Conversely, low activity decreases the strength of synaptic connection resulting into long-term depression (LTD). Little is known about the mechanisms of LTD, but the process is known to be altered in certain neurological disabilities, including mental retardation, Alzheimer’s disease, Parkinson’s disease and drug addiction.
In a study published in Nature Neuroscience, researchers at Baylor College of Medicine have identified a new model by which LTD – and related behaviors – is generated, opening the door to creating new avenues toward treatments for many neurological conditions.
“We knew that long-term depression (LTD) required the synthesis of new proteins but we didn’t know how the process was regulated or the identify of the newly synthesized proteins. Our study identifies the precise mechanism by which LTD occurs,” said Dr. Mauro Costa-Mattioli, associate professor of neuroscience at Baylor and senior author on the study.
“We found that the translation factor elF2a tightly controls the induction of LTD; reduction of eIF2a activity blocks LTD while its induction triggers LTD,” said Dr. Gonzalo Viana Di Prisco, assistant professor of neuroscience at Baylor and a lead author on the study.
Using a combination of genetic and pharmacological approaches to modulate eIF2a activity, the researchers were able to induce LTD independently of the traditional route through activation of synaptic receptors.
“For these experiments, we used state-of-the-art paired single-cell recording and genetic engineering techniques, where a given neuron is genetically modified and its neighbor serves as a control. The results demonstrated that we had discovered the fundamental molecular mechanism underlying LTD,” Costa-Mattioli said.
Surprisingly, the authors found that during this kind of LTD the synthesis of most proteins is reduced, whereas the synthesis of specific “LTD proteins” is increased. Using genomics and ribosome profiling, the authors identified the proteins that are actively synthesized during LTD.
Costa-Mattioli compares elF2α to a music conductor in a plasticity concerto. In the same way that the sound emanating from the soloist’s violin is amplified during a cadenza as the conductor silences the supporting orchestral players, so is the synthesis of the “LTD proteins” amplified as the synthesis of most of the proteins is blocked by an increase in the activity of eIF2a. In the absence of a competent conductor, the soloist’s effort would be hardly distinguishable, being lost in the general noise.
Using mouse models the authors showed that a learning a task that requires LTD is also altered by changes in eIF2a activity.
“This allowed us to correlate our cellular studies with learning behavior, highlighting the critical role of eIF2a-mediated LTD in mnemonic processes,” said Wei Huang, a graduate student in neuroscience at Baylor and also a lead author.
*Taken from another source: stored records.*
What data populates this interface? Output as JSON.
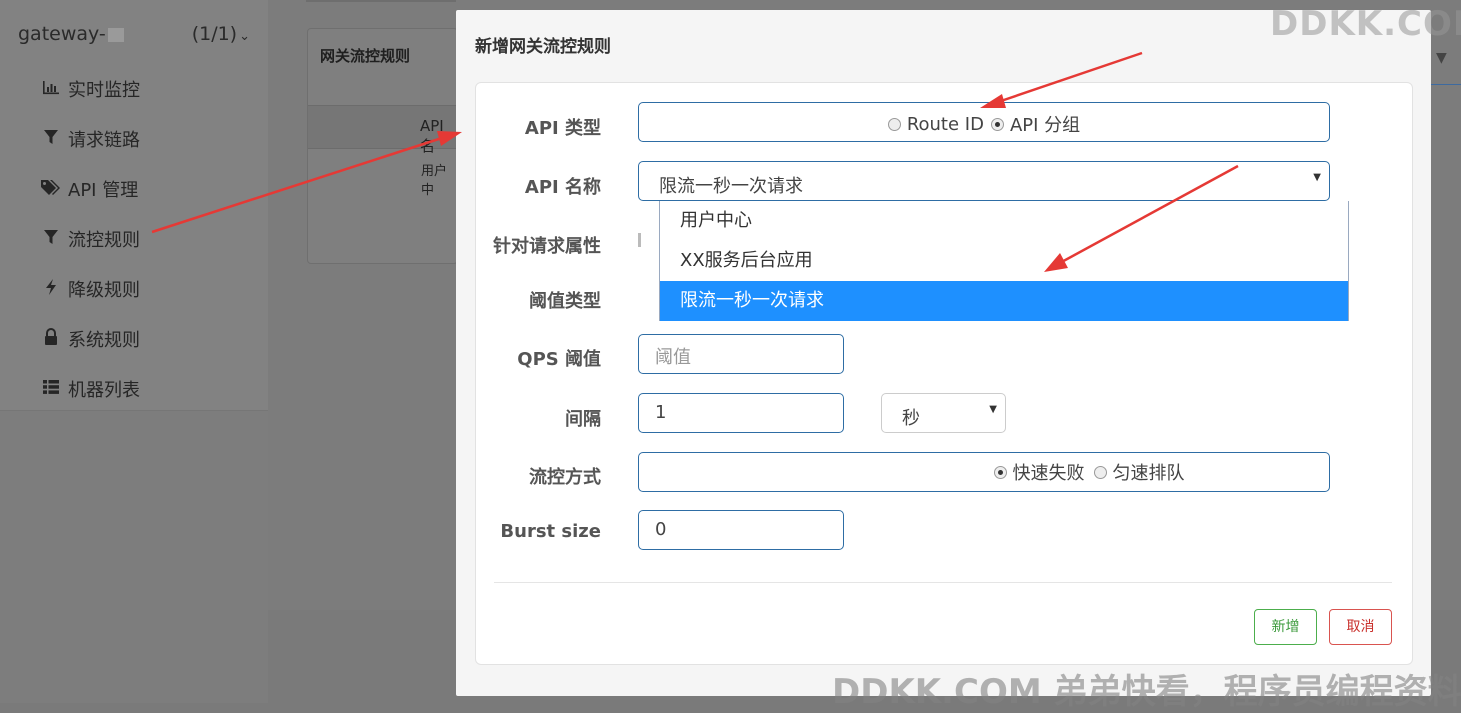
{
  "sidebar": {
    "app_name": "gateway-",
    "app_count": "(1/1)",
    "items": [
      {
        "label": "实时监控",
        "icon": "bar-chart-icon"
      },
      {
        "label": "请求链路",
        "icon": "filter-icon"
      },
      {
        "label": "API 管理",
        "icon": "tags-icon"
      },
      {
        "label": "流控规则",
        "icon": "filter-icon"
      },
      {
        "label": "降级规则",
        "icon": "lightning-icon"
      },
      {
        "label": "系统规则",
        "icon": "lock-icon"
      },
      {
        "label": "机器列表",
        "icon": "list-icon"
      }
    ]
  },
  "panel": {
    "title": "网关流控规则",
    "column_header": "API 名",
    "cell": "用户中"
  },
  "modal": {
    "title": "新增网关流控规则",
    "fields": {
      "api_type": {
        "label": "API 类型",
        "options": [
          "Route ID",
          "API 分组"
        ],
        "selected": "API 分组"
      },
      "api_name": {
        "label": "API 名称",
        "value": "限流一秒一次请求",
        "options": [
          "用户中心",
          "XX服务后台应用",
          "限流一秒一次请求"
        ],
        "highlighted": "限流一秒一次请求"
      },
      "request_attr": {
        "label": "针对请求属性"
      },
      "threshold_type": {
        "label": "阈值类型"
      },
      "qps": {
        "label": "QPS 阈值",
        "placeholder": "阈值"
      },
      "interval": {
        "label": "间隔",
        "value": "1",
        "unit": "秒"
      },
      "control_mode": {
        "label": "流控方式",
        "options": [
          "快速失败",
          "匀速排队"
        ],
        "selected": "快速失败"
      },
      "burst": {
        "label": "Burst size",
        "value": "0"
      }
    },
    "buttons": {
      "add": "新增",
      "cancel": "取消"
    }
  },
  "watermarks": {
    "top": "DDKK.COM",
    "bottom": "DDKK.COM 弟弟快看，程序员编程资料"
  },
  "colors": {
    "primary_border": "#2e6da4",
    "highlight": "#1e90ff",
    "success": "#4cae4c",
    "danger": "#d9534f",
    "arrow": "#e53935"
  }
}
Finally, the authors went on to show that the activity of eIF2a predicts whether a synapse will undergo LTP or LTD.
“To our knowledge, no other molecule operates in this manner, bidirectionally regulating the two major forms of synaptic plasticity in the brain,” said Dr. Shelly Buffington, a postdoctoral fellow in neuroscience and another lead author on the study.
New treatments for disorders
The work of Costa-Mattioli’s team could lead to new treatments for cognitive disorders.
“We have generated a variety of tools and reagents so that we can switch the strength of synaptic connections on and off. This gives us the potential to look to those cognitive disorders in which learning and memory processes are disturbed due to either increased or decreased LTD and try to correct them,” Costa-Mattioli said.
Others who contributed to the study include: Chih-Chun Hsu, department of neuroscience at Baylor; Penelope E. Bonnen, department of molecular and human genetics at Baylor; Andon N Placzek, department of neuroscience and the Memory Brain Research Center at Baylor; Carmela Sidrauski and Peter Walter, Howard Hughes Medical Institute, University of California San Francisco; Krešimir Krnjevic, McGill university, Montreal, Quebec; and Randal J. Kaufman, Sanford-Burnham Medical research Institute, La Jolla, CA.
Funding for the work came from the US National Institutes of Health (NIMH 096816, NINDS 076708, DK042394, DK088227, HL052173), The Intellectual Disability Research Center (P30HD024064) and Dan L. Duncan Cancer Center (P30CA125123), Genomic and RNA Profiling Cores, and the Cancer Prevention and Research Institute of Texas (RP1000861).